In terms of what triggers an idea like this, it can be anything - a film, light reflecting off a window, anything really. It’s hard to say where creative ideas come from, but I would say it’s all about bringing together influences and experiences which are individual to you, in order to generate output original to you - I don’t believe in the magical creation of ideas out of nothing, and I find that if I spend all my time writing music and not enough time outside the studio, my creativity drops.

When it comes down to actually translating an emotion into music, I find it best to use sampled strings to create a basic chord progression capturing the feeling I want. The rich overtones of orchestral strings makes it easier to judge the properties of chords and their progression (as opposed to using synths), aiding the translation from mind to machine. I will usually then convert this basic chord progression into electronic elements, or as in the case of the end of reason, I sometimes use the strings in the track. I will generally then expand on this idea by adding melodies guided by the basic chord progression.

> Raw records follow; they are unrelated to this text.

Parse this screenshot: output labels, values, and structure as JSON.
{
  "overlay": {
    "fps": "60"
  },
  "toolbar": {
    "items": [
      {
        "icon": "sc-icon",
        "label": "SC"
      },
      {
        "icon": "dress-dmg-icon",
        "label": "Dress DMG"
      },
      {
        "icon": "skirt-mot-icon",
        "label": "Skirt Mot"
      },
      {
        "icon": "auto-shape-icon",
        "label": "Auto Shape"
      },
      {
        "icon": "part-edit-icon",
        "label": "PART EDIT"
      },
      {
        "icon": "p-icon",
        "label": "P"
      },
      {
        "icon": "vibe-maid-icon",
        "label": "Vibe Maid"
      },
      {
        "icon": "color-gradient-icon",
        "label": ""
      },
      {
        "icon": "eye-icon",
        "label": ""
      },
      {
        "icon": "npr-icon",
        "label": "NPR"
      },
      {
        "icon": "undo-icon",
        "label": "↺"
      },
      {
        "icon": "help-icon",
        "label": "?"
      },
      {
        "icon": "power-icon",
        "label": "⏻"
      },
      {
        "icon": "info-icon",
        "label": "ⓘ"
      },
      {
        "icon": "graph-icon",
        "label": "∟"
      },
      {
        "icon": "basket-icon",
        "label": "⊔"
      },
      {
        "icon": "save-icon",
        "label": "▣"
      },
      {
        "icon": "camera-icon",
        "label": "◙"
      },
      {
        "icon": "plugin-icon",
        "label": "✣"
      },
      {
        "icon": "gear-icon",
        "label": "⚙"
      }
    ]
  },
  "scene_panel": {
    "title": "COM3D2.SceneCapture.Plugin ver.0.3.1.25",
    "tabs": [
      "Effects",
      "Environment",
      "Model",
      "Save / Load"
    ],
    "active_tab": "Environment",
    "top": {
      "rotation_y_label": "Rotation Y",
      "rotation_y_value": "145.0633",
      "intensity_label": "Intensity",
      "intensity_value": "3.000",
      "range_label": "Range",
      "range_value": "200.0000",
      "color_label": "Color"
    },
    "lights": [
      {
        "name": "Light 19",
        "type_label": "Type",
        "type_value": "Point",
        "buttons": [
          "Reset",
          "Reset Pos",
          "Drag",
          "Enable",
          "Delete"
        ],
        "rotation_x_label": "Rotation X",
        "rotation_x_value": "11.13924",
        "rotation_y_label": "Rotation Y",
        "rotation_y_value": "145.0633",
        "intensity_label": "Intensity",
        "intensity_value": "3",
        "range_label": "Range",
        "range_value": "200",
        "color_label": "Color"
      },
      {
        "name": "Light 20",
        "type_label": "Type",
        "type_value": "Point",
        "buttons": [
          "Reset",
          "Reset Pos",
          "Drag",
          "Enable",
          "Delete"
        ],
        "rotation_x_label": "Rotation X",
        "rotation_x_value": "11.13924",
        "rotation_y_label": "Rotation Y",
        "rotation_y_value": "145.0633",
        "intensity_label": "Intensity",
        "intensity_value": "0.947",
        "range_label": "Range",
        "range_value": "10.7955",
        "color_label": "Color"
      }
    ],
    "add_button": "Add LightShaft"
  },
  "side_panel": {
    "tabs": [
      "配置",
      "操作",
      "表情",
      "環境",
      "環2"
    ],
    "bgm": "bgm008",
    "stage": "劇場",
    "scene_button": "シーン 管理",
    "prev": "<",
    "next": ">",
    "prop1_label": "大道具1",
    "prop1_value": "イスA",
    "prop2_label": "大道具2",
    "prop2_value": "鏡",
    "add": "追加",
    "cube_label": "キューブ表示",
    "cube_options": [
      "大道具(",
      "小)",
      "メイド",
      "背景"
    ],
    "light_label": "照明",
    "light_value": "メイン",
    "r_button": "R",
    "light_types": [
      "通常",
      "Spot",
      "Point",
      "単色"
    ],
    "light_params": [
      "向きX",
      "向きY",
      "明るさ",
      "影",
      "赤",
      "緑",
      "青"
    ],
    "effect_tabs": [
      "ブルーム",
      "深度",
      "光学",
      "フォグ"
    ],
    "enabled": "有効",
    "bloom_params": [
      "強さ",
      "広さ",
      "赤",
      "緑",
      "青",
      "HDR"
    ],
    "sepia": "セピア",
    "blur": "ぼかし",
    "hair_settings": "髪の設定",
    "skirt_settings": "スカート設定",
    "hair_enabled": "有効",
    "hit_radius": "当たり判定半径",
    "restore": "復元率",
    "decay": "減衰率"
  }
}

The actual conversion from idea to reality (how I actually write the chord progression) is done on a very intuitive basis. I try things out, and compare how a chord or chord progression makes me feel in comparison to the emotion I am trying to convey. All I have to do then is match the two emotions up. It’s a bit like multi-dimensional beat matching! Multi-dimensional because I would say emotions are defined by several scales, rather than standard, two-dimensional (time and amplitude) beat matching. And it’s not beats being matched, it’s emotions. Haha, if that makes sense! I don’t have any formal music theory training, although I did have my mum’s piano lessons as a regular background noise when growing up, so maybe that had some effect. In some ways I think it could be useful not to be trained in music theory, as it means there are no pre-conceptions about how to construct a chord progression, and it may be easier to focus on matching those internal (in the head) and external (out of the monitors) emotions. That said, a solid grounding in music theory would no doubt speed the process up.

max cooper - process part 167 (live - lipse) by modyfier

01. Max Cooper - The end of reason [Traum] - Ambient Rework
02. Extrawelt - Mit Liese - Max Cooper Remix [Traum]
03. Granlab - Industrial Romance - Max Cooper Remix [Broque]
04. Max Cooper - Wasp [Traum]
05. Dominik Eulberg - Sansula - Max Cooper Remix [Traum]
06. Max Cooper - Mnemonic [Traum]
07. Max Cooper - i - Max Cooper's Apocalypse Remix [Traum]
08. Cirkus - Simplicit [Trapez]
09. Marco Dassi - Narcotraffic - Max Cooper Remix [MCGroove Black]
10. Max Cooper - Stochastisch Serie [Traum]
11. Dan Cat - Winterslow - Max Cooper Remix [Playtime]
12. Cirkus - Hyperventilation [Unsigned]
13. Tim Sheridan - Villian - Max Cooper Remix [Veryverywrongindeed]
14. Max Cooper - Symphonica [Traum]
15. Pollyy - Pins and Needles - Max Cooper's Purple Haze Remix [Shrink Records]
16. Bigger Than Jesus - Check Point Charlie - Max Cooper Remix [54 Music]
17. Max Cooper - Harmonisch Serie [Traum]


Anonymous Anonymous said...

i feel at home with this sound. just like as i do with burial. thx for this mix!
greetings from bamberg,

3:00 PM  
Anonymous Anonymous said...

Max Cooper and the evolution of harmonic and melodic tech!! Sometimes i think, i can hear the variation, selection and restabilization in his sound...

12:50 AM  
Blogger boshi said...

power balance
winter boots
ecco shoes
Bakugan Toys
Movado Bold
Baby Carriers

7:21 PM  

Post a Comment

<< Home